## PROBLEM TO WORK ON
Examine each line of the data. Copy the line if it includes the word "this".

## Page and application data records
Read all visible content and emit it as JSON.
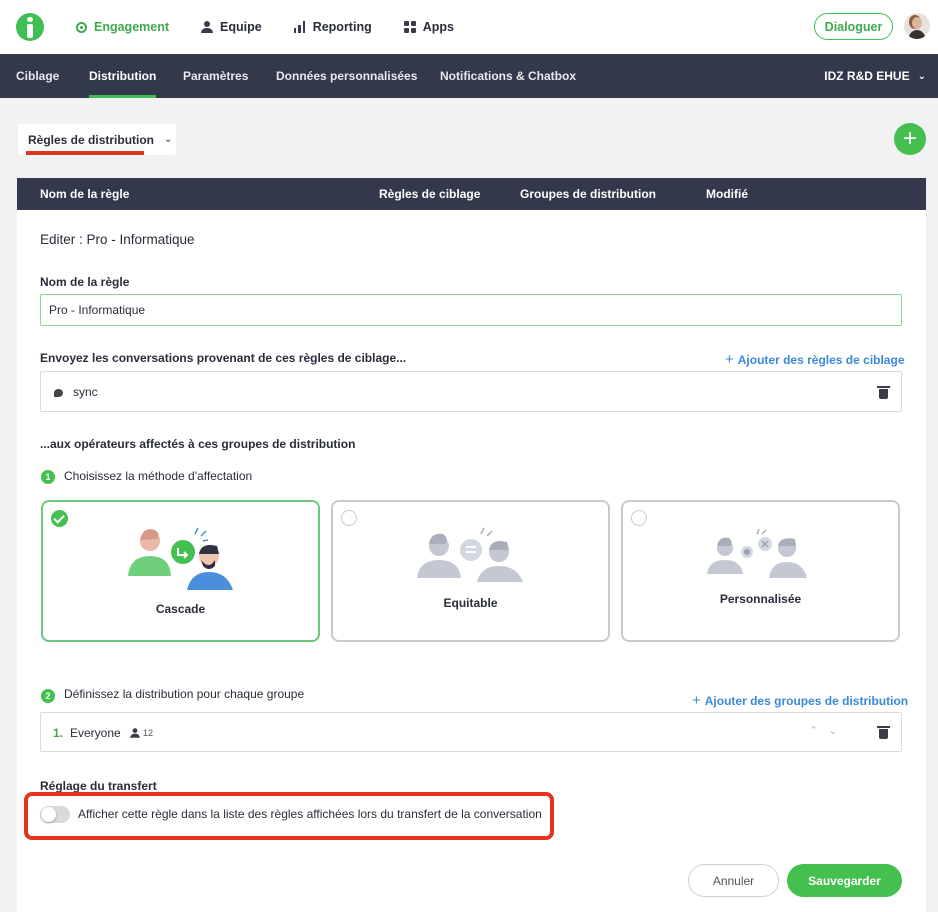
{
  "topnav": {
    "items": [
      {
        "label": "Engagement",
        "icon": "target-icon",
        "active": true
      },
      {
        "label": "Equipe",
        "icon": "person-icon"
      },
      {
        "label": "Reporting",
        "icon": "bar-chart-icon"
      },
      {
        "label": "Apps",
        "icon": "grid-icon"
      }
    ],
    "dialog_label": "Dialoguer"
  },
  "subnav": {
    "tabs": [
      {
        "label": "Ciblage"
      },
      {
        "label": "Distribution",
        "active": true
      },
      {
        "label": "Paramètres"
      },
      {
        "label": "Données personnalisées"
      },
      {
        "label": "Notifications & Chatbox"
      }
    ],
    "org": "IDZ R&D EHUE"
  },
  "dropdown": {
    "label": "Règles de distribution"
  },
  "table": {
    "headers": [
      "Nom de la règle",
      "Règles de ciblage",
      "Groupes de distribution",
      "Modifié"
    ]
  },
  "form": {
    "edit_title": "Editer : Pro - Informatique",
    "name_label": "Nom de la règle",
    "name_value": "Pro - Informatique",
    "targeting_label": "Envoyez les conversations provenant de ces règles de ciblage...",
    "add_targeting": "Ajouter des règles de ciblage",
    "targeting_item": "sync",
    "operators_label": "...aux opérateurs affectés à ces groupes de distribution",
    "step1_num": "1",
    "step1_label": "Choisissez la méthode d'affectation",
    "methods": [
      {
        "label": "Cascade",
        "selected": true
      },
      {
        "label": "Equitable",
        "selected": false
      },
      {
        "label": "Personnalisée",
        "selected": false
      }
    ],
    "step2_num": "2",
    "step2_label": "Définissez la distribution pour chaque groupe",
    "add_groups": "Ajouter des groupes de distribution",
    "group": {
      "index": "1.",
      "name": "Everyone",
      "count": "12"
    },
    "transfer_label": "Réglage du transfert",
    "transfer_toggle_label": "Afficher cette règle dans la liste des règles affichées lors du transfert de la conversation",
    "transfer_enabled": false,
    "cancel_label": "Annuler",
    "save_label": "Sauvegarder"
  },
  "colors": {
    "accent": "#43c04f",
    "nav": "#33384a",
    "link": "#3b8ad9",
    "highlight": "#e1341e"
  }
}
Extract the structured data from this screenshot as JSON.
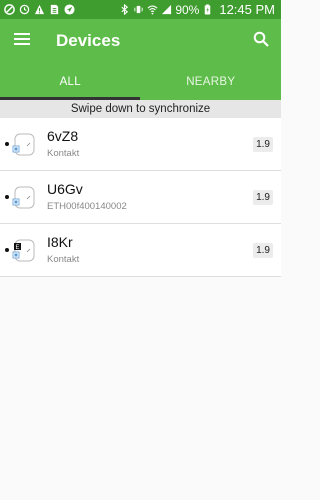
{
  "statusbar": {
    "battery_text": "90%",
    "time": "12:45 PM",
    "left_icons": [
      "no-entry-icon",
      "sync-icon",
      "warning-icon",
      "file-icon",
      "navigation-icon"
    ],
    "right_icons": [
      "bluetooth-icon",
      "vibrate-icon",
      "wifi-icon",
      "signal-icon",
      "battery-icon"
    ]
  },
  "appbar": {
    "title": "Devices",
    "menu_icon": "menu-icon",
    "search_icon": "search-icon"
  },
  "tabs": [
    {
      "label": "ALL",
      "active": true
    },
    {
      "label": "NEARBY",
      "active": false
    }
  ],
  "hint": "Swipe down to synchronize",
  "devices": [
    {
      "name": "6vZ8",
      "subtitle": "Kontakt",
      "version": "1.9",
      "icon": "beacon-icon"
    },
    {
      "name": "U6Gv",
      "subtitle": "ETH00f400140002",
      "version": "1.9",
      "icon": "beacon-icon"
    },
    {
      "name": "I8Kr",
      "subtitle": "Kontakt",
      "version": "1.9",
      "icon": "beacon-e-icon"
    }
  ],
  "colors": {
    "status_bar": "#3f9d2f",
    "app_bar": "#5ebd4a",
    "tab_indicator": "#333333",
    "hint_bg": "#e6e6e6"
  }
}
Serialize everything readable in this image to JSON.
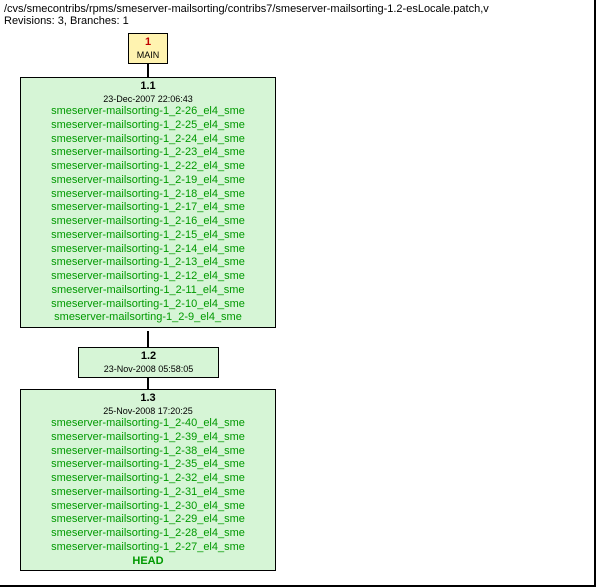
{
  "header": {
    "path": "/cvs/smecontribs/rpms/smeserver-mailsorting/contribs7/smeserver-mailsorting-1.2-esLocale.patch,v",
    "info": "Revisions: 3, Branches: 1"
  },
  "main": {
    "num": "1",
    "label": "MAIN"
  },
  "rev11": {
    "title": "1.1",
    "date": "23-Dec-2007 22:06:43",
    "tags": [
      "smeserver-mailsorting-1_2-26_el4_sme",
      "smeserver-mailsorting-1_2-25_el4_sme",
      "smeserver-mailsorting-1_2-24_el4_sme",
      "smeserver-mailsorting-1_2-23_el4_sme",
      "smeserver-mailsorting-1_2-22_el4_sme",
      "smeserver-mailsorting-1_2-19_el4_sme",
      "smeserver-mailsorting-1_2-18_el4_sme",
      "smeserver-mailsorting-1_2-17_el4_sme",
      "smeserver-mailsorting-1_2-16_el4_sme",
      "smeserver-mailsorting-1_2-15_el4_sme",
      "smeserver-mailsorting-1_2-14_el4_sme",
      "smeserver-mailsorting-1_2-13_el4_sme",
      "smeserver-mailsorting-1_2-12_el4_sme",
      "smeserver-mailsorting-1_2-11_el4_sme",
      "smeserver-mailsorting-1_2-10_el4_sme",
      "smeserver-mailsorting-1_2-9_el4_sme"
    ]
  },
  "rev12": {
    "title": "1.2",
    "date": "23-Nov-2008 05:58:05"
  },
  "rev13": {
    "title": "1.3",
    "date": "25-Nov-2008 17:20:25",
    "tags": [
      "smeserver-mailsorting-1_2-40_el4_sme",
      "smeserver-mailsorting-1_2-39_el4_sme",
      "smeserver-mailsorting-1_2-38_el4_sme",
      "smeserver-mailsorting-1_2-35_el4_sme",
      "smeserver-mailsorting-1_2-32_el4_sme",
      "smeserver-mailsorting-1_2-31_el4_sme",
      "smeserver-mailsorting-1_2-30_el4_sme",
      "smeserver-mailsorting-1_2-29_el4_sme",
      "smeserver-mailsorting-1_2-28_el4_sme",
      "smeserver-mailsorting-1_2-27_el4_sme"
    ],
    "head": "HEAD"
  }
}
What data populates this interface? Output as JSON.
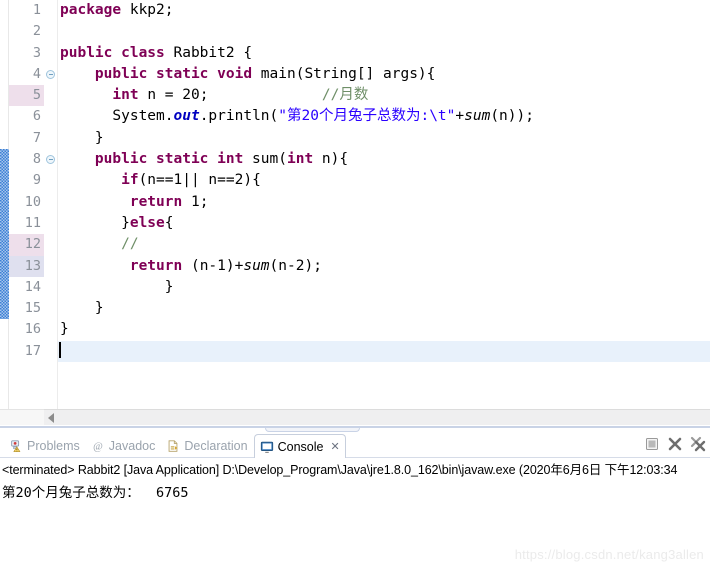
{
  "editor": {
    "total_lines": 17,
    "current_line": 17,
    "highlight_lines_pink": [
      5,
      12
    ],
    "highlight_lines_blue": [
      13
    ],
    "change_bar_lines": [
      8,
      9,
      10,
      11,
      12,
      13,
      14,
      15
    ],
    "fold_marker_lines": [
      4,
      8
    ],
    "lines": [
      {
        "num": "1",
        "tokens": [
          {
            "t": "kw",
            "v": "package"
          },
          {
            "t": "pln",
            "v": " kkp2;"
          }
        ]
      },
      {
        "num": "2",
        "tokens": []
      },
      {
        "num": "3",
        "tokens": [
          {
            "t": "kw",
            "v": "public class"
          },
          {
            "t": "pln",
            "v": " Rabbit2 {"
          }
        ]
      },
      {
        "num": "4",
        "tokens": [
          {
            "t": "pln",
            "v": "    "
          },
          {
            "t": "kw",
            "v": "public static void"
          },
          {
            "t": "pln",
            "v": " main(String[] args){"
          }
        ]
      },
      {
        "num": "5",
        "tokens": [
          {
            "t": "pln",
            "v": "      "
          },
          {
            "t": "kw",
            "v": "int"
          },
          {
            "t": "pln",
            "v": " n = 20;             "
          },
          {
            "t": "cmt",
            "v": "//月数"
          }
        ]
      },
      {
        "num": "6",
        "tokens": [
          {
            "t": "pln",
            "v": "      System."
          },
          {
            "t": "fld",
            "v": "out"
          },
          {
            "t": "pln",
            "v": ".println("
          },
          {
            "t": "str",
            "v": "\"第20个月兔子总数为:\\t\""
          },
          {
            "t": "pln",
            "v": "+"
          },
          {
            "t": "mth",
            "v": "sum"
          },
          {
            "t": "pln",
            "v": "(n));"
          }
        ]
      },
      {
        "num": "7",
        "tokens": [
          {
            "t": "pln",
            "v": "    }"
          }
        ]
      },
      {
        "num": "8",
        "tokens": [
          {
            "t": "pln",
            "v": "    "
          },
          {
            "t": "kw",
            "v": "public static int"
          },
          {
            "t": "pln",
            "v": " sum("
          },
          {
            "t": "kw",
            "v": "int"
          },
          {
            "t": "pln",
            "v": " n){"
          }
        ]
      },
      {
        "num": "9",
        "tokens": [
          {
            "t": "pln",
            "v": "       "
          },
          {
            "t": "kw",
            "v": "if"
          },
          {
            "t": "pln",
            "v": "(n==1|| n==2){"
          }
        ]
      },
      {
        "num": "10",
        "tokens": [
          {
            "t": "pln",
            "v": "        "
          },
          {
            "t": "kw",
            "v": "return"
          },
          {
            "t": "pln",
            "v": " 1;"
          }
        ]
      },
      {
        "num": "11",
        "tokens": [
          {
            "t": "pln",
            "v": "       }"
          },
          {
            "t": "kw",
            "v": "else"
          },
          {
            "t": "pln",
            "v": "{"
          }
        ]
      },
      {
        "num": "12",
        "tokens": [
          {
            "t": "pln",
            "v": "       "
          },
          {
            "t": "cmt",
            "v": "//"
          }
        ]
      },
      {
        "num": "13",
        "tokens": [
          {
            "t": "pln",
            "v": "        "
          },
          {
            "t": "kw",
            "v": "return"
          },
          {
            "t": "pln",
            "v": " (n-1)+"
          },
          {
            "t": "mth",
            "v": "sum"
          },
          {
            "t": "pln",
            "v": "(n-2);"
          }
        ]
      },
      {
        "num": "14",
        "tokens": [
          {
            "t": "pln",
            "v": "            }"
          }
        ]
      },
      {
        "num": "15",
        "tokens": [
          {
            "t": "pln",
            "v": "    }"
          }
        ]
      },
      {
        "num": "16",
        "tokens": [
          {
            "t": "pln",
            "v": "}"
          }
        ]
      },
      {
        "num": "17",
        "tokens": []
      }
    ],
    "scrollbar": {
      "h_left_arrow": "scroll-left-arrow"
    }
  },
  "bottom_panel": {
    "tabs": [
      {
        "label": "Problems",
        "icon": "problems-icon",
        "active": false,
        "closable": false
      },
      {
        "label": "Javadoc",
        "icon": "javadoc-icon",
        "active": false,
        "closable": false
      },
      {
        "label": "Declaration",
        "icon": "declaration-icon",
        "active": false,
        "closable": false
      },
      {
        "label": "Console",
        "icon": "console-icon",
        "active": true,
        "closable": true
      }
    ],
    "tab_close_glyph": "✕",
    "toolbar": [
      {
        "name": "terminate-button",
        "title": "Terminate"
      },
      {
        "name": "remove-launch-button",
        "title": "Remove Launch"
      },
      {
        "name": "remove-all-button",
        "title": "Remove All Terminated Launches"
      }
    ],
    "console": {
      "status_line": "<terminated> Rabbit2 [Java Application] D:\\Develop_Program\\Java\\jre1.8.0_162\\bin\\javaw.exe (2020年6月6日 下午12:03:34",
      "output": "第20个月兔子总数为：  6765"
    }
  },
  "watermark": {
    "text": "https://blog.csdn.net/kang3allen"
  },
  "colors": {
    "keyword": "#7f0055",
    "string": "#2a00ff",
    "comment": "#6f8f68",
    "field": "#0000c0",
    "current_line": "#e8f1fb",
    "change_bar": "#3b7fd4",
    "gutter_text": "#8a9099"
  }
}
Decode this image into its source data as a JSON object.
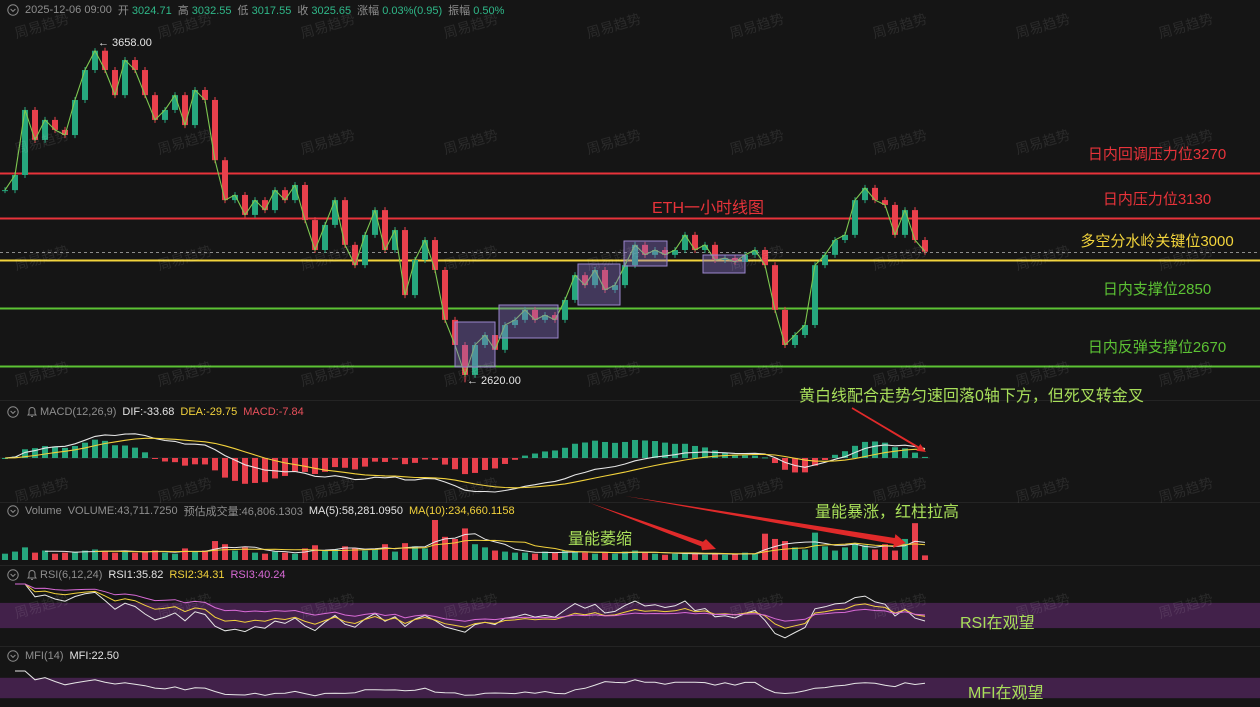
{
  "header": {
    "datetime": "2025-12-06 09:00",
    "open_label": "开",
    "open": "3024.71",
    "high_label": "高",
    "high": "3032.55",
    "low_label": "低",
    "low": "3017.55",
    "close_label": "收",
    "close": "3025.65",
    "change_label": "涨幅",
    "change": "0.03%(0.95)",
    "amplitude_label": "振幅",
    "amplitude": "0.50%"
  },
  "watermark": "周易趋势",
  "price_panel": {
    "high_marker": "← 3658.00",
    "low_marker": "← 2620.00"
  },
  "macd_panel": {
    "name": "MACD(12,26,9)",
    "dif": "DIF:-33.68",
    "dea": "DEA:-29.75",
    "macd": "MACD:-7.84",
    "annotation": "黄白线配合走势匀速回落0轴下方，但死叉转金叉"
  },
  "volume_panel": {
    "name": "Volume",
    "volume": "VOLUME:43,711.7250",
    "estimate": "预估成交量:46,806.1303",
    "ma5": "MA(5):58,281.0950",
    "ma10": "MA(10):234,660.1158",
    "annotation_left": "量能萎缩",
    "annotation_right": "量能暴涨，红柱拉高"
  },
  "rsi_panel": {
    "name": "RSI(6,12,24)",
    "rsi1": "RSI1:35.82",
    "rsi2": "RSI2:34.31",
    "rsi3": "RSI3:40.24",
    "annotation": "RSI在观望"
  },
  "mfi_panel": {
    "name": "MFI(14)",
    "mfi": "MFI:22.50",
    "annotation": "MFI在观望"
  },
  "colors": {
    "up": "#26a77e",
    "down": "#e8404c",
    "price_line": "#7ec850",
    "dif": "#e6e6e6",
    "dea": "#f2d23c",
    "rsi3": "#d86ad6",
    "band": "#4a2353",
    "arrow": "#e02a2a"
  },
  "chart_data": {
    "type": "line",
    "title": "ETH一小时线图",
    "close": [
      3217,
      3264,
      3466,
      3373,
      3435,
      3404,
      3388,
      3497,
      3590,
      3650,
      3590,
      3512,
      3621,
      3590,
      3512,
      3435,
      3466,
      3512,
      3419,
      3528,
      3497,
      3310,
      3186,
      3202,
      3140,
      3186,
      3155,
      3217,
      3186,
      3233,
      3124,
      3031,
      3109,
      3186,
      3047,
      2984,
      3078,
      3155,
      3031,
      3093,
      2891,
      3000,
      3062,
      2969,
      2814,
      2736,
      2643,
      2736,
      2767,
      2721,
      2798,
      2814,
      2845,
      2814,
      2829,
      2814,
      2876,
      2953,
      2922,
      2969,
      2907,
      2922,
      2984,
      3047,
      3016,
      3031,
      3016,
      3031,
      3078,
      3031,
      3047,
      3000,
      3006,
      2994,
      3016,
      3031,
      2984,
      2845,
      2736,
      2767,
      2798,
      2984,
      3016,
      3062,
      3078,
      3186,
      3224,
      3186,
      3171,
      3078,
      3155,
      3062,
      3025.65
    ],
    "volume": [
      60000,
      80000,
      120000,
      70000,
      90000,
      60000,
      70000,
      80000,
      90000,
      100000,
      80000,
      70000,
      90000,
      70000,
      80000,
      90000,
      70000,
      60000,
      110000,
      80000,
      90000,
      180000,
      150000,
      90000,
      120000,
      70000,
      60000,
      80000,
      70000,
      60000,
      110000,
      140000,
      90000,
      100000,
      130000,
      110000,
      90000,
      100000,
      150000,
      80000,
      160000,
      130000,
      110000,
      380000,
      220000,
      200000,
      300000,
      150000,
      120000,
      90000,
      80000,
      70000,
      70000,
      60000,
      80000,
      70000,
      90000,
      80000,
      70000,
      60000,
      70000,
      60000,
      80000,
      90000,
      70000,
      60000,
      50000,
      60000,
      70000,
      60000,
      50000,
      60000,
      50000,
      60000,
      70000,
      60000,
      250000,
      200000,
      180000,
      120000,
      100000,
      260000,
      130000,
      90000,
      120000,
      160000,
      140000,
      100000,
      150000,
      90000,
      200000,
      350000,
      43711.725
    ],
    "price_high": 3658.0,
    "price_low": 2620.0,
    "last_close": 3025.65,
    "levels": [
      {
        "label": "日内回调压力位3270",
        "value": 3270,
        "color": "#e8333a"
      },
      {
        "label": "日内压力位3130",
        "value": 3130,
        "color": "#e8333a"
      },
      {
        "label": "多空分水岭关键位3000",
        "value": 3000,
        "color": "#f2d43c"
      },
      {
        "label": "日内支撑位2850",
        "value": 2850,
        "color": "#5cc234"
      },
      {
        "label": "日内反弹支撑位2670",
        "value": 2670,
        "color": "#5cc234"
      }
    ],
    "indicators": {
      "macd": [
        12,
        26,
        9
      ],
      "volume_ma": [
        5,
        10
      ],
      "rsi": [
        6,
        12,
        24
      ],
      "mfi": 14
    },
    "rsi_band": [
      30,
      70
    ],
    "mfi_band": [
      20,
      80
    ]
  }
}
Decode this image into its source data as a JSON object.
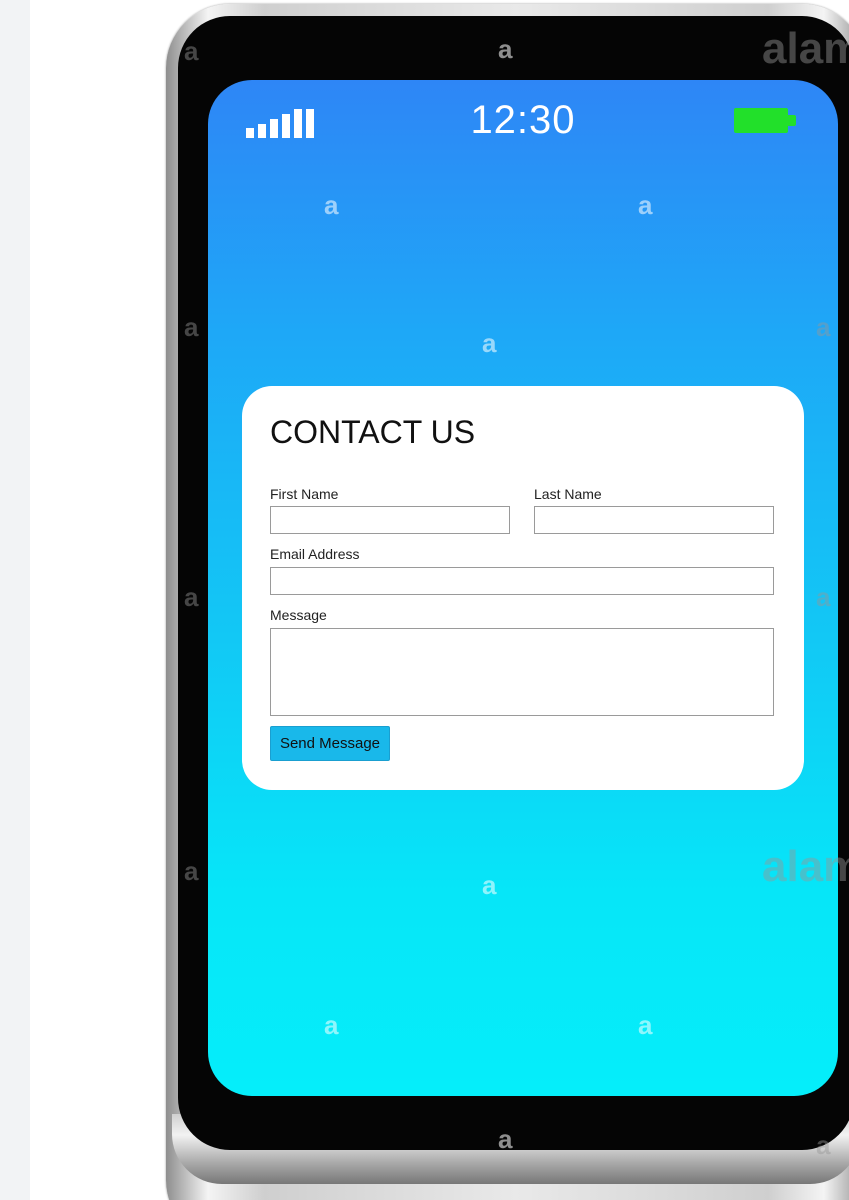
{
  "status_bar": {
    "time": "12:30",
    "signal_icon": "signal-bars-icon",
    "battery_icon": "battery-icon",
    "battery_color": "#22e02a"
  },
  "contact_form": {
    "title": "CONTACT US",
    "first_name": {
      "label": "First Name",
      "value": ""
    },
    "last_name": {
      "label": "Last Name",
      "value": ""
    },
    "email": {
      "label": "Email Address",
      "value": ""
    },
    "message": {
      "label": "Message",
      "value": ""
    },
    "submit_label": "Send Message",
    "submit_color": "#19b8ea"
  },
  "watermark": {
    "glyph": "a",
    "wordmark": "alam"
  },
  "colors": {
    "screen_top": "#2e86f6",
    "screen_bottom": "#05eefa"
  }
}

## THE COMPLETED TASK
Extract the structured data from this screenshot as JSON.
Serialize everything readable in this image to JSON.
What data populates this interface? Output as JSON.
Decode this image into its source data as a JSON object.
Decode this image into its source data as a JSON object.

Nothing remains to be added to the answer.